◆ **Exercise instructions**
Find the string "value" in the records. Copy every line it appears in.
##### Given entries #####
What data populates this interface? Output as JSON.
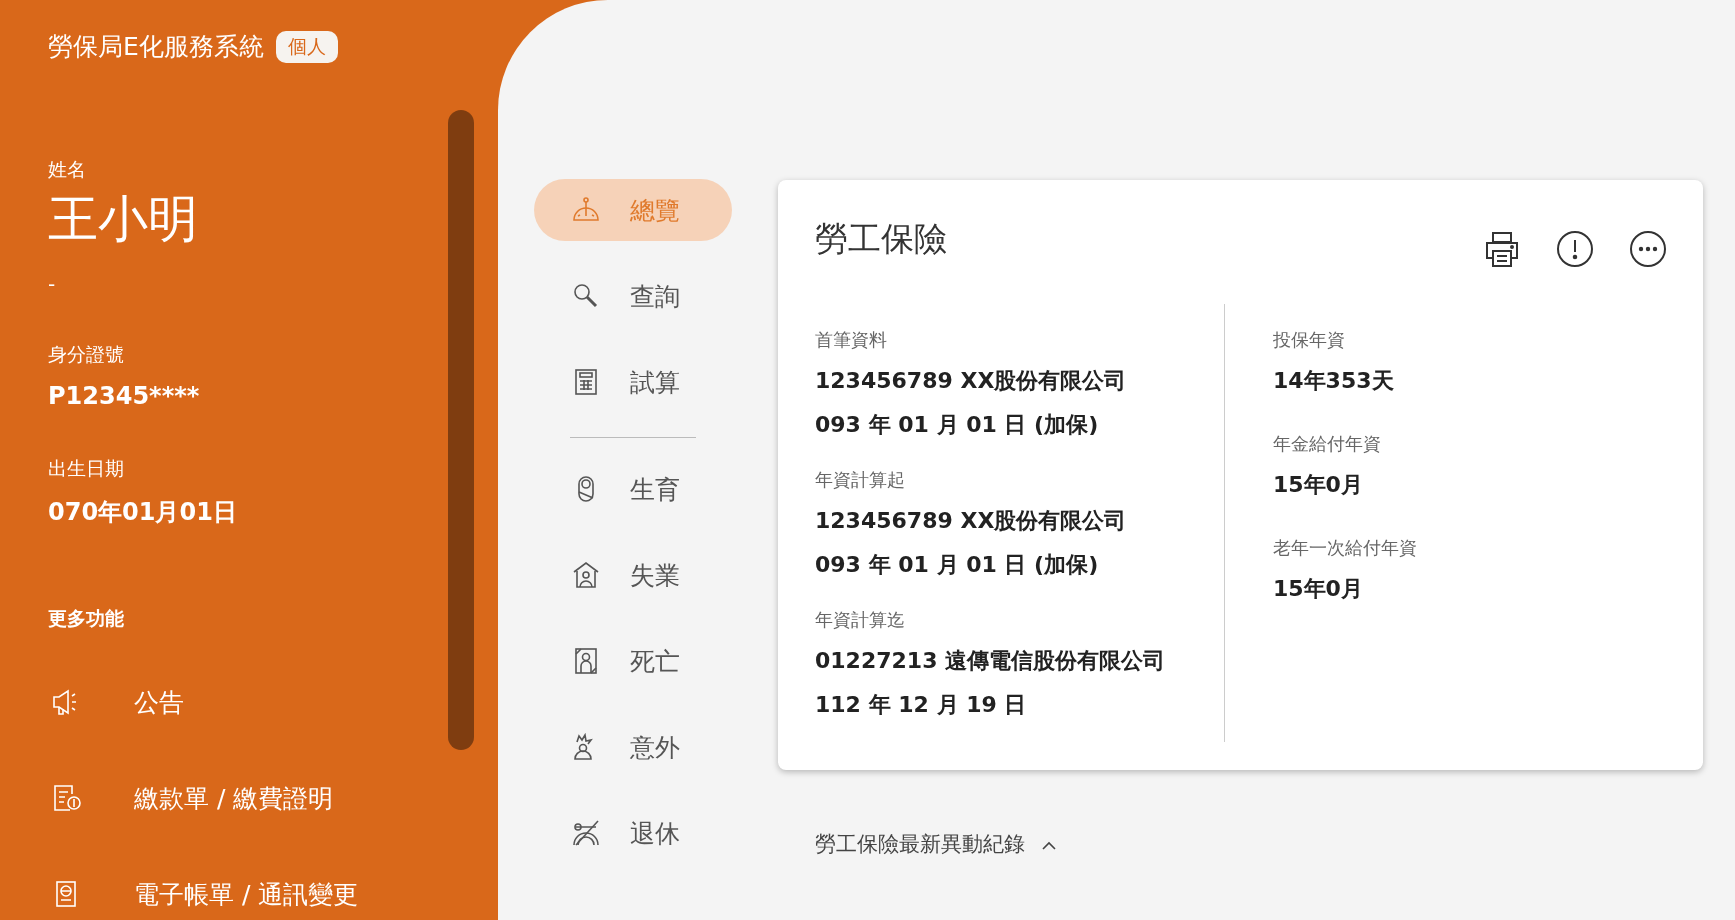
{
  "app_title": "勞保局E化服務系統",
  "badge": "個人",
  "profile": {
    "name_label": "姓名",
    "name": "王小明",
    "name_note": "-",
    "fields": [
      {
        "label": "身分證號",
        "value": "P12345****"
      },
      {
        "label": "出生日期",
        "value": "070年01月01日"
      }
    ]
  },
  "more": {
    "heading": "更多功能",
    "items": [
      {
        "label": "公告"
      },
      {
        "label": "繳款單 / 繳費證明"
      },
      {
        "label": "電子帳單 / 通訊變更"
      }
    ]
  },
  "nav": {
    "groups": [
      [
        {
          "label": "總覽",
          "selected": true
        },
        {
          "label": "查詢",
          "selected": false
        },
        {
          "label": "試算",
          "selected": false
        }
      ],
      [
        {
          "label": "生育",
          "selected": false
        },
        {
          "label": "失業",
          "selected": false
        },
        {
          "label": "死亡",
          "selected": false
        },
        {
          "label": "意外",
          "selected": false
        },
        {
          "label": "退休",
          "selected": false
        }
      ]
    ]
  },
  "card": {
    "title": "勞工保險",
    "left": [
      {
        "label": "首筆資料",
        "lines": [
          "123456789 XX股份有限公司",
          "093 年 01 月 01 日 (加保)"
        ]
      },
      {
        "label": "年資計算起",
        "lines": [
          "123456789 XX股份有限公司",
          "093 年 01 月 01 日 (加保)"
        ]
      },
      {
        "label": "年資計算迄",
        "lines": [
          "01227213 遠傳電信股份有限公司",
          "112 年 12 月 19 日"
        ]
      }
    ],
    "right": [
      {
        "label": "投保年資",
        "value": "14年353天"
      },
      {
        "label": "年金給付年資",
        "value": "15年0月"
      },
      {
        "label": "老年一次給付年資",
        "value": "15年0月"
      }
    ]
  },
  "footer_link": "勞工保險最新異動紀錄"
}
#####
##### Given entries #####
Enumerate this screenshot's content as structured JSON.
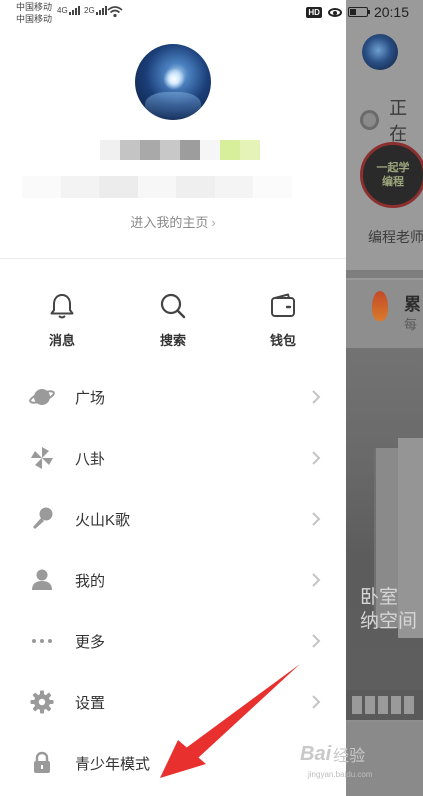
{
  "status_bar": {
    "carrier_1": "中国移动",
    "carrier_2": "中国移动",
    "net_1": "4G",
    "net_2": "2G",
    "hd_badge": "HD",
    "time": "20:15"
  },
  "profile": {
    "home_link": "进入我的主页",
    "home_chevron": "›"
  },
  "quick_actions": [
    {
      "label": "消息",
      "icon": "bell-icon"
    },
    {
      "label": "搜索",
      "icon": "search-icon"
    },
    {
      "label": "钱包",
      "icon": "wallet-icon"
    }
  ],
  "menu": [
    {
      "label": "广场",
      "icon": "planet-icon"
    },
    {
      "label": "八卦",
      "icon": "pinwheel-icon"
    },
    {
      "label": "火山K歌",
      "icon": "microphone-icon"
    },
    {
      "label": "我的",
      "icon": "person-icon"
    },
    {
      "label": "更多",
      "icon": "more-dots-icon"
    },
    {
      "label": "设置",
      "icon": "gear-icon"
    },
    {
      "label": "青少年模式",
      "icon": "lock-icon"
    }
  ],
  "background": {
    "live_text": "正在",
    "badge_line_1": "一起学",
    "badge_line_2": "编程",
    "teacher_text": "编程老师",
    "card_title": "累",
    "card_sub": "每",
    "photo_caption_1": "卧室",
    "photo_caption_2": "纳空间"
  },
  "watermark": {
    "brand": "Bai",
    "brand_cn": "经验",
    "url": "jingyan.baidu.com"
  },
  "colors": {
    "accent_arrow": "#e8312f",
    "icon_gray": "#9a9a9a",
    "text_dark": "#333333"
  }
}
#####
◆ **Completed task**
        "value": "P12345****"
        "value": "070年01月01日"
        "value": "14年353天"
        "value": "15年0月"
        "value": "15年0月"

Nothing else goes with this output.